Settlers removed from Hebron buildings

Cnaan Liphshiz

(JTA) — Israeli troops removed several dozen settlers from two buildings in Hebron, which the settlers said they bought from Palestinians.

The evacuation Friday morning followed the settlers’ entrance into the buildings earlier this week, Army Radio reported. It came closely after confirmation by Israel of its controversial plan to seize land near Jericho despite opposition to the move by the United Nations and the United States.

Defense Minister Moshe Ya’alon said the settlers’ presence in the two buildings in a Palestinian part of Hebron was not authorized by the Israel Defense Forces, which have administrative power over Israelis in the area, and was therefore illegal.

“Israel is a country that is run based on laws and I have no intention of compromising when those laws are blatantly violated,” he is quoted by Army Radio as saying.

Separately, the defense ministry confirmed in an email to Reuters Thursday that it planned to seize 380 acres in the West Bank, close to Jordan and the Palestinian city of Jericho.

“Settlement activities are a violation of international law and run counter to the public pronouncements of the government of Israel supporting a two-state solution to the conflict,” Ban said in a statement.

The United States, whose ambassador angered Israel this week with criticism of its West Bank policy, said it was strongly opposed to any moves that accelerate settlement expansion.

“We believe they’re fundamentally incompatible with a two-state solution and call into question, frankly, the Israeli government’s commitment to a two-state solution,” Deputy State Department spokesman Mark Toner said on Wednesday.

Reacting on the eviction in Hebron, two rightwing lawmakers, Likud’s Oren Hazan and the Jewish Home’s Bezalel Smotrich, said they may break their voting discipline with the coalition following the eviction.

“Minister Ya’alon’s private security policy cannot be allowed to continue,” Hazan wrote on Twitter. “Unless a solution is found to the houses in Hebron, I do not commit to voting with the coalition.”

Israel’s 34th government under Prime Minister Benjamin Netanyahu relies on a narrow coalition of 61 lawmakers at the Knesset, with 59 lawmakers in the opposition.

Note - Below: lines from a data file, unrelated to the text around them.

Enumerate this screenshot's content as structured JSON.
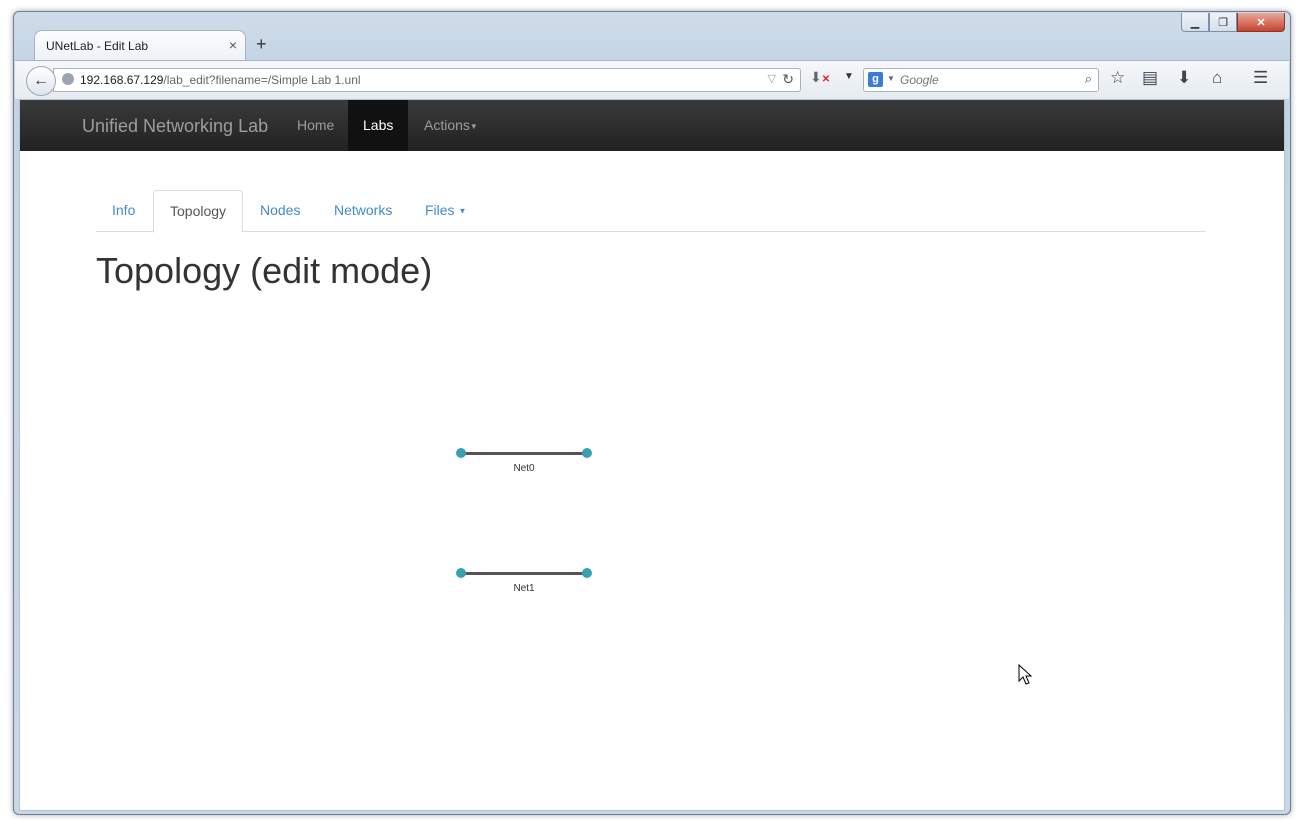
{
  "browser": {
    "tab_title": "UNetLab - Edit Lab",
    "tab_close": "×",
    "new_tab": "+",
    "url_host": "192.168.67.129",
    "url_path": "/lab_edit?filename=/Simple Lab 1.unl",
    "search_placeholder": "Google",
    "search_engine_letter": "g"
  },
  "app": {
    "brand": "Unified Networking Lab",
    "nav": [
      {
        "label": "Home"
      },
      {
        "label": "Labs"
      },
      {
        "label": "Actions"
      }
    ]
  },
  "tabs": [
    {
      "label": "Info"
    },
    {
      "label": "Topology"
    },
    {
      "label": "Nodes"
    },
    {
      "label": "Networks"
    },
    {
      "label": "Files"
    }
  ],
  "page_title": "Topology (edit mode)",
  "networks": [
    {
      "label": "Net0"
    },
    {
      "label": "Net1"
    }
  ]
}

This means the government needs the vote of every member of the coalition to pass laws and push through budgets.

This entry passed through the Full-Text RSS service – if this is your content and you’re reading it on someone else’s site, please read the FAQ at